WHAT THE TASK REQUIRES
Which lines of the data below hold "Block"? Copy each of them.

AVAILABLE DATA

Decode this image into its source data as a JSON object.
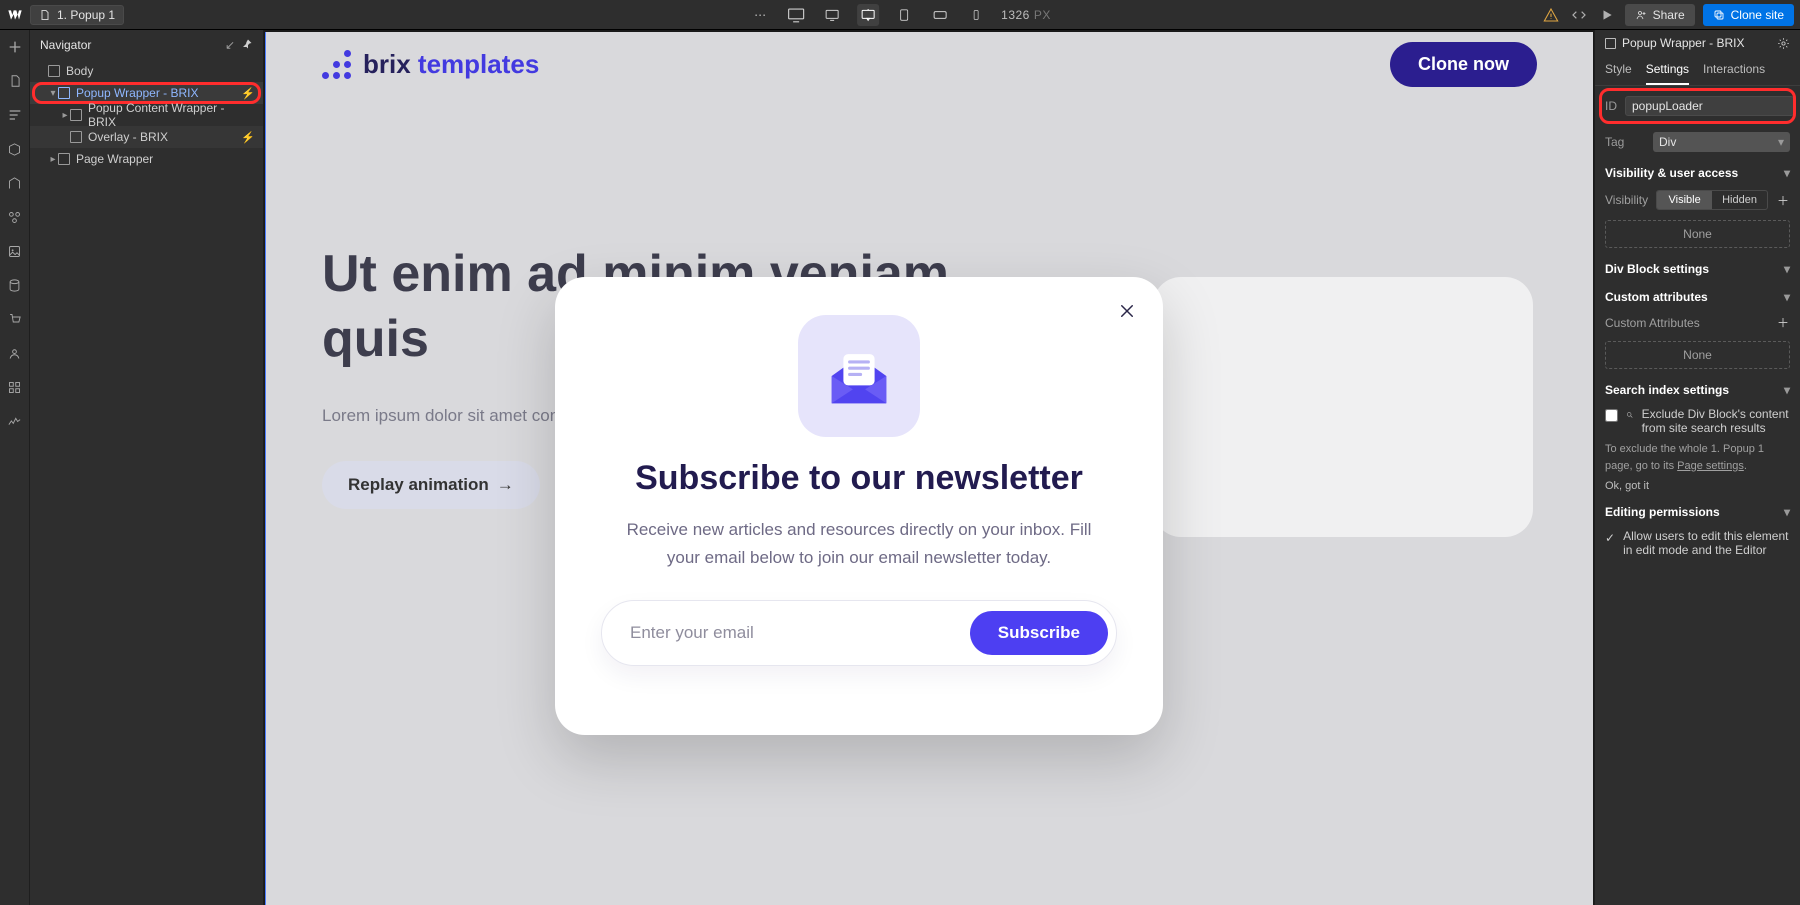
{
  "topbar": {
    "page_name": "1. Popup 1",
    "breakpoint_width": "1326",
    "breakpoint_unit": "PX",
    "share_label": "Share",
    "clone_label": "Clone site"
  },
  "navigator": {
    "title": "Navigator",
    "tree": {
      "body": "Body",
      "popup_wrapper": "Popup Wrapper - BRIX",
      "popup_content_wrapper": "Popup Content Wrapper - BRIX",
      "overlay": "Overlay - BRIX",
      "page_wrapper": "Page Wrapper"
    }
  },
  "canvas": {
    "brand_left": "brix",
    "brand_right": "templates",
    "clone_now": "Clone now",
    "hero_heading": "Ut enim ad minim veniam quis",
    "hero_body": "Lorem ipsum dolor sit amet consectetur condim entum justo quis pellentesque.",
    "replay_label": "Replay animation"
  },
  "popup": {
    "heading": "Subscribe to our newsletter",
    "subtext": "Receive new articles and resources directly on your inbox. Fill your email below to join our email newsletter today.",
    "email_placeholder": "Enter your email",
    "subscribe_label": "Subscribe"
  },
  "settings": {
    "selected_element": "Popup Wrapper - BRIX",
    "tabs": {
      "style": "Style",
      "settings": "Settings",
      "interactions": "Interactions"
    },
    "id_label": "ID",
    "id_value": "popupLoader",
    "tag_label": "Tag",
    "tag_value": "Div",
    "visibility_section": "Visibility & user access",
    "visibility_label": "Visibility",
    "visible_opt": "Visible",
    "hidden_opt": "Hidden",
    "none_label": "None",
    "divblock_section": "Div Block settings",
    "custom_attr_section": "Custom attributes",
    "custom_attr_label": "Custom Attributes",
    "search_section": "Search index settings",
    "search_exclude_text": "Exclude Div Block's content from site search results",
    "search_hint_1": "To exclude the whole 1. Popup 1 page, go to its ",
    "search_hint_link": "Page settings",
    "search_hint_2": ".",
    "ok_got_it": "Ok, got it",
    "editing_section": "Editing permissions",
    "editing_text": "Allow users to edit this element in edit mode and the Editor"
  }
}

OUTPUT BELOW
    "divblock_section": "Div Block settings",
    "search_exclude_text": "Exclude Div Block's content from site search results",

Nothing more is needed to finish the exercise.